So I’ll be the first to admit I’d go a little crazy without the written word. Still, part of me wonders whether the progression from an oral culture to a literate culture is necessarily an advance.

After all, I hear tales of the phenomenal feats of memory seen routinely among members of oral cultures. Peoples who aren’t bombarded with the written word constantly and who don’t have a way to store knowledge outside their heads are able to retain a tremendous amount in their own brains (and save rain forests while they’re at it). When I compare their skills to my own struggles in, say, memorizing a single Bible verse, or in recalling an author’s argument from three pages back in the book I’m currently reading, I’m a wimp. No doubt about it.

Has literacy cost us something? Gutenberg’s press admittedly blessed us in many ways by making the written word cheaper, but did it also rob us?

Advertisements

Entry filed under: Uncategorized.

Book review: Reasonable Faith On death

2 Comments Add your own

  • 1. Nathan  |  June 17, 2007 at 8:18 pm

    Having just moved over the last three days, I definitely feel the burden of literacy. I feel it in my arms.

    Reply
  • 2. Jamie  |  June 21, 2007 at 1:51 pm

    Nathan: I bet you are indeed feeling it in your arms! Hope the move went smoothly and that you are getting settled into your new place.

    Reply

Leave a Reply

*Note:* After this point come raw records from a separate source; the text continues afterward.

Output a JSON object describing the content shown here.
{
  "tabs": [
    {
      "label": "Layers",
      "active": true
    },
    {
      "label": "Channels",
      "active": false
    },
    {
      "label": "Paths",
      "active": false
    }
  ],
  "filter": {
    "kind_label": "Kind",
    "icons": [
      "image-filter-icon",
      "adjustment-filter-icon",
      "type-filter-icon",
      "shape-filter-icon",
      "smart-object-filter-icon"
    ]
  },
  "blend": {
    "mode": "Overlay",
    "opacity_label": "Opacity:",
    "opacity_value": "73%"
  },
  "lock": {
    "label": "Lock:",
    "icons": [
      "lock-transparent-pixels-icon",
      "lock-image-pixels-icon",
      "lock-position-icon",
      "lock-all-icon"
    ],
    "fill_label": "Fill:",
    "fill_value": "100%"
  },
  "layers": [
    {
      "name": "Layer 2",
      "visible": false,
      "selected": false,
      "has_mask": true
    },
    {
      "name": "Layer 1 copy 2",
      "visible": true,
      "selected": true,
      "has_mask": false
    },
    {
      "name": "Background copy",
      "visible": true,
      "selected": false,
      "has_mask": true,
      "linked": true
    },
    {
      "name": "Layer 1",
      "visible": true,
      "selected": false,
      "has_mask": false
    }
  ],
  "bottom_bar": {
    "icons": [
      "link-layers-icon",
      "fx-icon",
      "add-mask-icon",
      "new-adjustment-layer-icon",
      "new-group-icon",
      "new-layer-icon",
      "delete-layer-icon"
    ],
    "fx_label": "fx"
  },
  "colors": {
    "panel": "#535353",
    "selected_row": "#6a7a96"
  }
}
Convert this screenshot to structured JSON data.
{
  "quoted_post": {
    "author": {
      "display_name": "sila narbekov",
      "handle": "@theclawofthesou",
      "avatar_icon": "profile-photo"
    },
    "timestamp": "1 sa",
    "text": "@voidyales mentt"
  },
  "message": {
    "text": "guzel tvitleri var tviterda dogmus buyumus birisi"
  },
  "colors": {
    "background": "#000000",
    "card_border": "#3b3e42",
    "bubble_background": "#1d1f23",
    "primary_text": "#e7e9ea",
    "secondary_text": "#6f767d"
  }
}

Fill in your details below or click an icon to log in:

WordPress.com Logo

You are commenting using your WordPress.com account. Log Out / Change )

Twitter picture

You are commenting using your Twitter account. Log Out / Change )

Facebook photo

You are commenting using your Facebook account. Log Out / Change )

Google+ photo

You are commenting using your Google+ account. Log Out / Change )

Connecting to %s

Trackback this post  |  Subscribe to the comments via RSS Feed


Profile

profile.jpgI am working on my M.A. in Religion at Andrews University in Berrien Springs, Michigan. Besides having a big interest in theology, history, ethics, and the deep stuff of life, I am also very fond of Mediterranean food, snow, and the color red.

Email me: jamie.kiley@gmail.com

Recent Posts


%d bloggers like this: